[DATA SHOWN — start]

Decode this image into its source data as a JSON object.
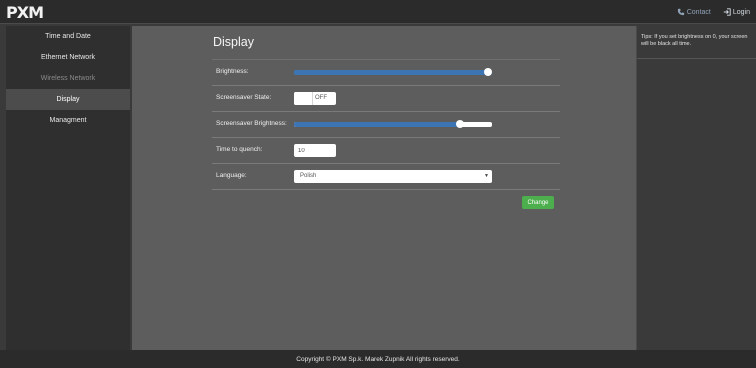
{
  "header": {
    "logo_text": "PXM",
    "contact_label": "Contact",
    "login_label": "Login",
    "contact_icon": "phone-icon",
    "login_icon": "login-icon"
  },
  "sidebar": {
    "items": [
      {
        "label": "Time and Date",
        "state": "normal"
      },
      {
        "label": "Ethernet Network",
        "state": "normal"
      },
      {
        "label": "Wireless Network",
        "state": "disabled"
      },
      {
        "label": "Display",
        "state": "active"
      },
      {
        "label": "Managment",
        "state": "normal"
      }
    ]
  },
  "main": {
    "title": "Display",
    "brightness": {
      "label": "Brightness:",
      "value": 1.0
    },
    "screensaver_state": {
      "label": "Screensaver State:",
      "value": "OFF"
    },
    "screensaver_brightness": {
      "label": "Screensaver Brightness:",
      "value": 0.85
    },
    "time_to_quench": {
      "label": "Time to quench:",
      "value": "10"
    },
    "language": {
      "label": "Language:",
      "value": "Polish"
    },
    "change_label": "Change"
  },
  "tips": {
    "text": "Tips: If you set brightness on 0, your screen will be black all time."
  },
  "footer": {
    "copyright": "Copyright © PXM Sp.k. Marek Zupnik All rights reserved."
  },
  "colors": {
    "slider_fill": "#3d74b4",
    "button_green": "#4cae4c",
    "main_bg": "#5d5d5d",
    "sidebar_bg": "#2f2f2f",
    "topbar_bg": "#2b2b2b"
  }
}
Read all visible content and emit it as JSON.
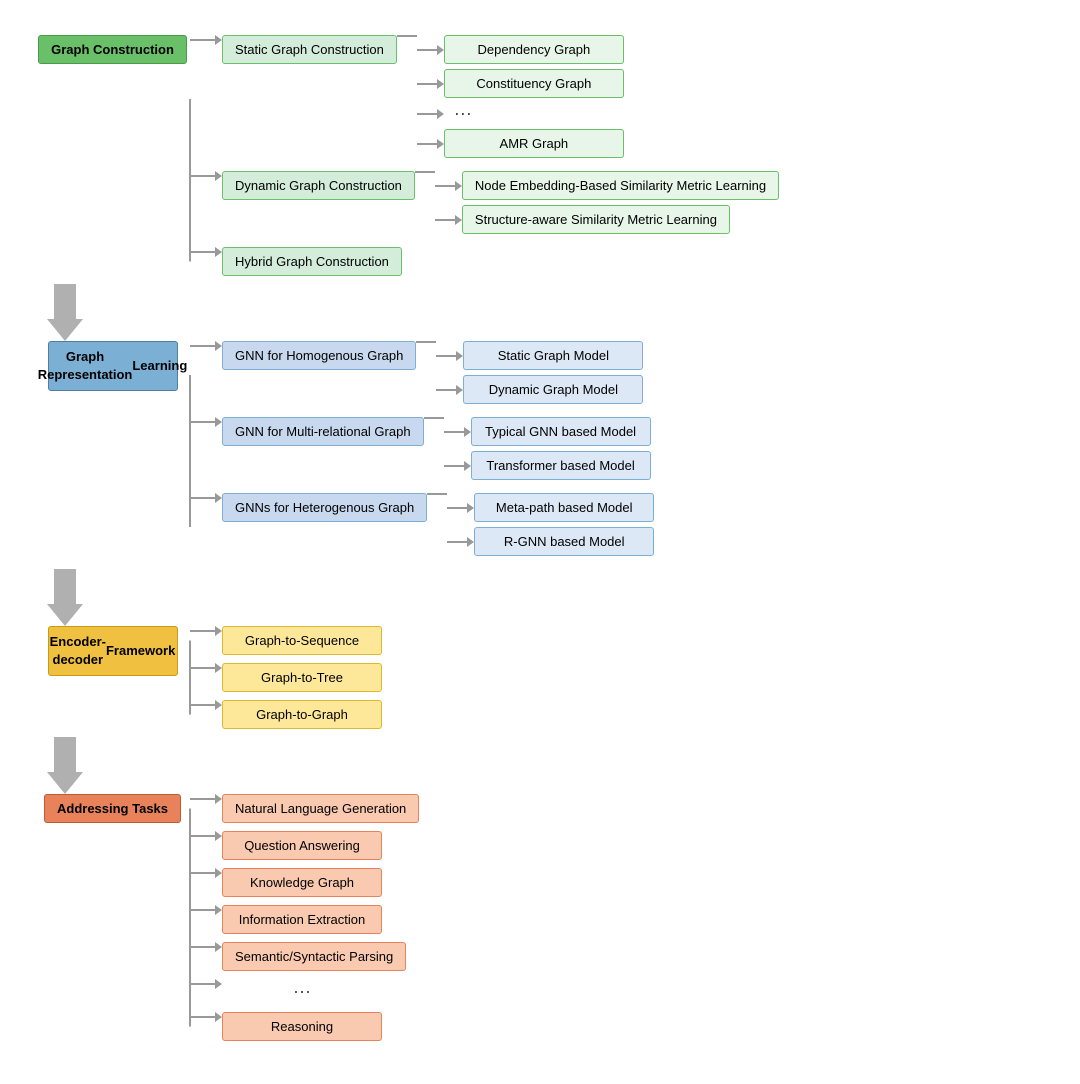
{
  "phases": [
    {
      "id": "graph-construction",
      "label": "Graph Construction",
      "label_line2": "",
      "color": "green-main",
      "branches": [
        {
          "label": "Static Graph Construction",
          "color": "green-sub",
          "leaves": [
            {
              "label": "Dependency Graph",
              "color": "green-leaf"
            },
            {
              "label": "Constituency Graph",
              "color": "green-leaf"
            },
            {
              "label": "...",
              "color": "dots"
            },
            {
              "label": "AMR Graph",
              "color": "green-leaf"
            }
          ]
        },
        {
          "label": "Dynamic Graph Construction",
          "color": "green-sub",
          "leaves": [
            {
              "label": "Node Embedding-Based Similarity Metric Learning",
              "color": "green-leaf"
            },
            {
              "label": "Structure-aware Similarity Metric Learning",
              "color": "green-leaf"
            }
          ]
        },
        {
          "label": "Hybrid Graph Construction",
          "color": "green-sub",
          "leaves": []
        }
      ]
    },
    {
      "id": "graph-representation",
      "label": "Graph Representation",
      "label_line2": "Learning",
      "color": "blue-main",
      "branches": [
        {
          "label": "GNN for Homogenous Graph",
          "color": "blue-sub",
          "leaves": [
            {
              "label": "Static Graph Model",
              "color": "blue-leaf"
            },
            {
              "label": "Dynamic Graph Model",
              "color": "blue-leaf"
            }
          ]
        },
        {
          "label": "GNN for Multi-relational Graph",
          "color": "blue-sub",
          "leaves": [
            {
              "label": "Typical GNN based Model",
              "color": "blue-leaf"
            },
            {
              "label": "Transformer based Model",
              "color": "blue-leaf"
            }
          ]
        },
        {
          "label": "GNNs for Heterogenous Graph",
          "color": "blue-sub",
          "leaves": [
            {
              "label": "Meta-path based Model",
              "color": "blue-leaf"
            },
            {
              "label": "R-GNN based Model",
              "color": "blue-leaf"
            }
          ]
        }
      ]
    },
    {
      "id": "encoder-decoder",
      "label": "Encoder-decoder",
      "label_line2": "Framework",
      "color": "yellow-main",
      "branches": [
        {
          "label": "Graph-to-Sequence",
          "color": "yellow-sub",
          "leaves": []
        },
        {
          "label": "Graph-to-Tree",
          "color": "yellow-sub",
          "leaves": []
        },
        {
          "label": "Graph-to-Graph",
          "color": "yellow-sub",
          "leaves": []
        }
      ]
    },
    {
      "id": "addressing-tasks",
      "label": "Addressing Tasks",
      "label_line2": "",
      "color": "orange-main",
      "branches": [
        {
          "label": "Natural Language Generation",
          "color": "orange-sub",
          "leaves": []
        },
        {
          "label": "Question Answering",
          "color": "orange-sub",
          "leaves": []
        },
        {
          "label": "Knowledge Graph",
          "color": "orange-sub",
          "leaves": []
        },
        {
          "label": "Information Extraction",
          "color": "orange-sub",
          "leaves": []
        },
        {
          "label": "Semantic/Syntactic Parsing",
          "color": "orange-sub",
          "leaves": []
        },
        {
          "label": "...",
          "color": "dots",
          "leaves": []
        },
        {
          "label": "Reasoning",
          "color": "orange-sub",
          "leaves": []
        }
      ]
    }
  ]
}
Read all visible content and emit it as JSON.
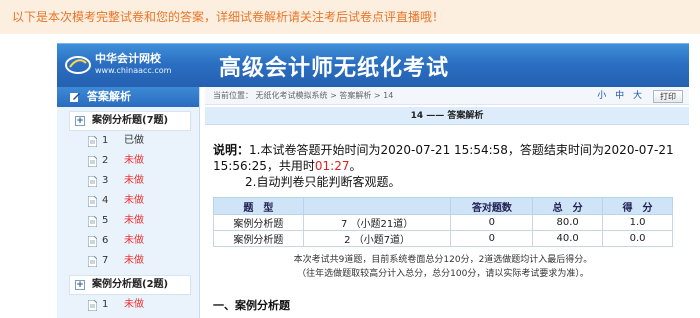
{
  "notice": "以下是本次模考完整试卷和您的答案，详细试卷解析请关注考后试卷点评直播哦！",
  "banner": {
    "logo_cn": "中华会计网校",
    "logo_en": "www.chinaacc.com",
    "title": "高级会计师无纸化考试"
  },
  "sidebar": {
    "header": "答案解析",
    "groups": [
      {
        "label": "案例分析题(7题)",
        "toggle": "+"
      },
      {
        "label": "案例分析题(2题)",
        "toggle": "+"
      }
    ],
    "items": [
      {
        "num": "1",
        "status": "已做"
      },
      {
        "num": "2",
        "status": "未做"
      },
      {
        "num": "3",
        "status": "未做"
      },
      {
        "num": "4",
        "status": "未做"
      },
      {
        "num": "5",
        "status": "未做"
      },
      {
        "num": "6",
        "status": "未做"
      },
      {
        "num": "7",
        "status": "未做"
      },
      {
        "num": "1",
        "status": "未做"
      }
    ]
  },
  "breadcrumb": "当前位置： 无纸化考试模拟系统 > 答案解析 > 14",
  "font_size": "小 中 大",
  "print_label": "打印",
  "page_head": "14 —— 答案解析",
  "intro": {
    "label": "说明：",
    "line1a": "1.本试卷答题开始时间为2020-07-21 15:54:58，答题结束时间为2020-07-21 15:56:25，共用时",
    "duration": "01:27",
    "line1b": "。",
    "line2": "2.自动判卷只能判断客观题。"
  },
  "table": {
    "headers": [
      "题　型",
      "",
      "答对题数",
      "总　分",
      "得　分"
    ],
    "rows": [
      [
        "案例分析题",
        "7 （小题21道）",
        "0",
        "80.0",
        "1.0"
      ],
      [
        "案例分析题",
        "2 （小题7道）",
        "0",
        "40.0",
        "0.0"
      ]
    ]
  },
  "footnote1": "本次考试共9道题，目前系统卷面总分120分，2道选做题均计入最后得分。",
  "footnote2": "（往年选做题取较高分计入总分，总分100分，请以实际考试要求为准）。",
  "section_title": "一、案例分析题",
  "colors": {
    "notice_bg": "#fdefe0",
    "notice_text": "#e7762a",
    "banner": "#2b6fc2",
    "undone": "#e33333",
    "time": "#e02020"
  }
}
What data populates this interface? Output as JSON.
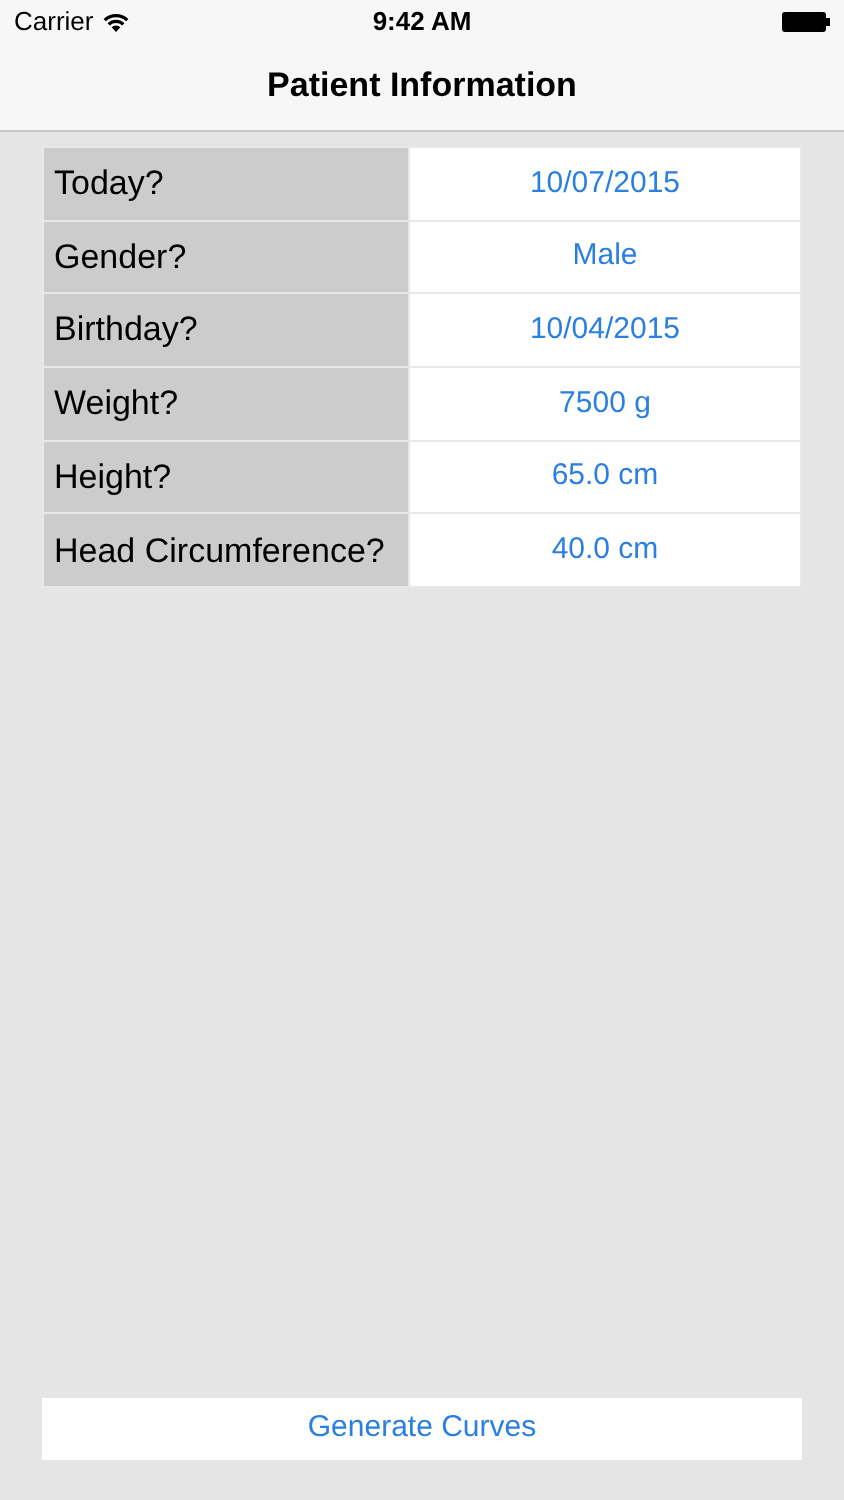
{
  "status_bar": {
    "carrier": "Carrier",
    "time": "9:42 AM"
  },
  "nav_bar": {
    "title": "Patient Information"
  },
  "fields": [
    {
      "label": "Today?",
      "value": "10/07/2015"
    },
    {
      "label": "Gender?",
      "value": "Male"
    },
    {
      "label": "Birthday?",
      "value": "10/04/2015"
    },
    {
      "label": "Weight?",
      "value": "7500 g"
    },
    {
      "label": "Height?",
      "value": "65.0 cm"
    },
    {
      "label": "Head Circumference?",
      "value": "40.0 cm"
    }
  ],
  "buttons": [
    "Generate Curves"
  ]
}
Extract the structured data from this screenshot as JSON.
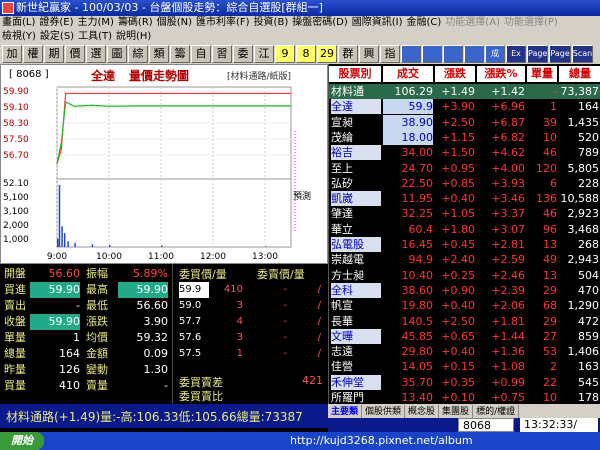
{
  "window": {
    "title": "新世紀贏家 - 100/03/03 - 台盤個股走勢：綜合自選股[群組一]"
  },
  "menu1": [
    "畫面(L)",
    "證券(E)",
    "主力(M)",
    "籌碼(R)",
    "個股(N)",
    "匯市利率(F)",
    "投資(B)",
    "操盤密碼(D)",
    "國際資訊(I)",
    "金融(C)",
    "功能選擇(A)",
    "功能選擇(P)"
  ],
  "menu2": [
    "檢視(Y)",
    "設定(S)",
    "工具(T)",
    "說明(H)"
  ],
  "toolbar": [
    "加",
    "權",
    "期",
    "價",
    "選",
    "圖",
    "綜",
    "類",
    "籌",
    "自",
    "習",
    "委",
    "江",
    "9",
    "8",
    "29",
    "群",
    "興",
    "指",
    "",
    "",
    "",
    "",
    "成",
    "Ex",
    "Page",
    "Page",
    "Scan"
  ],
  "chart": {
    "code": "[ 8068 ]",
    "name": "全達",
    "title": "量價走勢圖",
    "subtitle": "[材料通路/紙版]",
    "marker": "預測"
  },
  "chart_data": {
    "type": "line",
    "x_ticks": [
      "9:00",
      "10:00",
      "11:00",
      "12:00",
      "13:00"
    ],
    "price_ticks": [
      "59.90",
      "59.10",
      "58.30",
      "57.50",
      "56.70"
    ],
    "volume_ticks": [
      "52.10",
      "5,100",
      "3,100",
      "2,000",
      "1,000"
    ],
    "ylim_price": [
      56.0,
      60.2
    ],
    "series": [
      {
        "name": "",
        "color": "#ff3333",
        "x": [
          "9:00",
          "9:05",
          "9:10",
          "9:20",
          "9:40",
          "10:00",
          "10:30",
          "11:00",
          "11:30",
          "12:00",
          "12:30",
          "13:00",
          "13:30"
        ],
        "values": [
          56.6,
          57.3,
          59.9,
          59.9,
          59.9,
          59.9,
          59.9,
          59.9,
          59.9,
          59.9,
          59.9,
          59.9,
          59.9
        ]
      },
      {
        "name": "",
        "color": "#22bb22",
        "x": [
          "9:00",
          "9:05",
          "9:10",
          "9:20",
          "9:40",
          "10:00",
          "10:30",
          "11:00",
          "11:30",
          "12:00",
          "12:30",
          "13:00",
          "13:30"
        ],
        "values": [
          56.6,
          57.6,
          59.5,
          59.3,
          59.35,
          59.3,
          59.32,
          59.32,
          59.32,
          59.32,
          59.32,
          59.32,
          59.32
        ]
      }
    ],
    "volume": {
      "x": [
        "9:00",
        "9:02",
        "9:05",
        "9:08",
        "9:12",
        "9:20",
        "9:40",
        "10:00",
        "11:00",
        "13:00"
      ],
      "values": [
        120,
        900,
        300,
        200,
        80,
        60,
        40,
        30,
        20,
        10
      ]
    }
  },
  "quote": {
    "rows": [
      {
        "l1": "開盤",
        "v1": "56.60",
        "v1_color": "#ff4444",
        "l2": "振幅",
        "v2": "5.89%",
        "v2_color": "#ff4444"
      },
      {
        "l1": "買進",
        "v1": "59.90",
        "v1_color": "#ffffff",
        "l2": "最高",
        "v2": "59.90",
        "v2_color": "#ffffff"
      },
      {
        "l1": "賣出",
        "v1": "-",
        "v1_color": "#ffffff",
        "l2": "最低",
        "v2": "56.60",
        "v2_color": "#ffffff"
      },
      {
        "l1": "收盤",
        "v1": "59.90",
        "v1_color": "#ffffff",
        "l2": "漲跌",
        "v2": "3.90",
        "v2_color": "#ffffff"
      },
      {
        "l1": "單量",
        "v1": "1",
        "v1_color": "#ffffff",
        "l2": "均價",
        "v2": "59.32",
        "v2_color": "#ffffff"
      },
      {
        "l1": "總量",
        "v1": "164",
        "v1_color": "#ffffff",
        "l2": "金額",
        "v2": "0.09",
        "v2_color": "#ffffff"
      },
      {
        "l1": "昨量",
        "v1": "126",
        "v1_color": "#ffffff",
        "l2": "變動",
        "v2": "1.30",
        "v2_color": "#ffffff"
      },
      {
        "l1": "買量",
        "v1": "410",
        "v1_color": "#ffffff",
        "l2": "賣量",
        "v2": "-",
        "v2_color": "#ffffff"
      }
    ]
  },
  "book": {
    "bid_header": "委買價/量",
    "ask_header": "委賣價/量",
    "rows": [
      {
        "bp": "59.9",
        "bq": "410",
        "ap": "-",
        "aq": "/"
      },
      {
        "bp": "59.0",
        "bq": "3",
        "ap": "-",
        "aq": "/"
      },
      {
        "bp": "57.7",
        "bq": "4",
        "ap": "-",
        "aq": "/"
      },
      {
        "bp": "57.6",
        "bq": "3",
        "ap": "-",
        "aq": "/"
      },
      {
        "bp": "57.5",
        "bq": "1",
        "ap": "-",
        "aq": "/"
      }
    ],
    "diff_label": "委買賣差",
    "diff_value": "421",
    "ratio_label": "委買賣比"
  },
  "rank": {
    "headers": [
      "股票別",
      "成交",
      "漲跌",
      "漲跌%",
      "單量",
      "總量"
    ],
    "rows": [
      {
        "n": "材料通",
        "p": "106.29",
        "c": "+1.49",
        "pc": "+1.42",
        "v": "-",
        "tv": "73,387",
        "pcolor": "#ffffff",
        "hl": true
      },
      {
        "n": "全達",
        "p": "59.9",
        "c": "+3.90",
        "pc": "+6.96",
        "v": "1",
        "tv": "164",
        "pcolor": "#ff3333"
      },
      {
        "n": "宣昶",
        "p": "38.90",
        "c": "+2.50",
        "pc": "+6.87",
        "v": "39",
        "tv": "1,435",
        "pcolor": "#ff3333"
      },
      {
        "n": "茂綸",
        "p": "18.00",
        "c": "+1.15",
        "pc": "+6.82",
        "v": "10",
        "tv": "520",
        "pcolor": "#ff3333"
      },
      {
        "n": "裕吉",
        "p": "34.00",
        "c": "+1.50",
        "pc": "+4.62",
        "v": "46",
        "tv": "789",
        "pcolor": "#ff3333"
      },
      {
        "n": "至上",
        "p": "24.70",
        "c": "+0.95",
        "pc": "+4.00",
        "v": "120",
        "tv": "5,805",
        "pcolor": "#ff3333"
      },
      {
        "n": "弘矽",
        "p": "22.50",
        "c": "+0.85",
        "pc": "+3.93",
        "v": "6",
        "tv": "228",
        "pcolor": "#ff3333"
      },
      {
        "n": "凱崴",
        "p": "11.95",
        "c": "+0.40",
        "pc": "+3.46",
        "v": "136",
        "tv": "10,588",
        "pcolor": "#ff3333"
      },
      {
        "n": "肇達",
        "p": "32.25",
        "c": "+1.05",
        "pc": "+3.37",
        "v": "46",
        "tv": "2,923",
        "pcolor": "#ff3333"
      },
      {
        "n": "華立",
        "p": "60.4",
        "c": "+1.80",
        "pc": "+3.07",
        "v": "96",
        "tv": "3,468",
        "pcolor": "#ff3333"
      },
      {
        "n": "弘電股",
        "p": "16.45",
        "c": "+0.45",
        "pc": "+2.81",
        "v": "13",
        "tv": "268",
        "pcolor": "#ff3333"
      },
      {
        "n": "崇越電",
        "p": "94.9",
        "c": "+2.40",
        "pc": "+2.59",
        "v": "49",
        "tv": "2,943",
        "pcolor": "#ff3333"
      },
      {
        "n": "方士昶",
        "p": "10.40",
        "c": "+0.25",
        "pc": "+2.46",
        "v": "13",
        "tv": "504",
        "pcolor": "#ff3333"
      },
      {
        "n": "全科",
        "p": "38.60",
        "c": "+0.90",
        "pc": "+2.39",
        "v": "29",
        "tv": "470",
        "pcolor": "#ff3333"
      },
      {
        "n": "帆宣",
        "p": "19.80",
        "c": "+0.40",
        "pc": "+2.06",
        "v": "68",
        "tv": "1,290",
        "pcolor": "#ff3333"
      },
      {
        "n": "長華",
        "p": "140.5",
        "c": "+2.50",
        "pc": "+1.81",
        "v": "29",
        "tv": "472",
        "pcolor": "#ff3333"
      },
      {
        "n": "文曄",
        "p": "45.85",
        "c": "+0.65",
        "pc": "+1.44",
        "v": "27",
        "tv": "859",
        "pcolor": "#ff3333"
      },
      {
        "n": "志遠",
        "p": "29.80",
        "c": "+0.40",
        "pc": "+1.36",
        "v": "53",
        "tv": "1,406",
        "pcolor": "#ff3333"
      },
      {
        "n": "佳營",
        "p": "14.05",
        "c": "+0.15",
        "pc": "+1.08",
        "v": "2",
        "tv": "163",
        "pcolor": "#ff3333"
      },
      {
        "n": "禾伸堂",
        "p": "35.70",
        "c": "+0.35",
        "pc": "+0.99",
        "v": "22",
        "tv": "545",
        "pcolor": "#ff3333"
      },
      {
        "n": "所羅門",
        "p": "13.40",
        "c": "+0.10",
        "pc": "+0.75",
        "v": "10",
        "tv": "178",
        "pcolor": "#ff3333"
      }
    ],
    "tabs": [
      "主要類",
      "個股供類",
      "概念股",
      "集團股",
      "標的/權證"
    ]
  },
  "status": {
    "text": "材料通路(+1.49)量:-高:106.33低:105.66總量:73387",
    "code": "8068",
    "clock": "13:32:33/"
  },
  "taskbar": {
    "start": "開始",
    "watermark": "http://kujd3268.pixnet.net/album"
  }
}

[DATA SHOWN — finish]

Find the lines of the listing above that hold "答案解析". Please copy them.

    "header": "答案解析",
  "breadcrumb": "当前位置： 无纸化考试模拟系统 > 答案解析 > 14",
  "page_head": "14 —— 答案解析",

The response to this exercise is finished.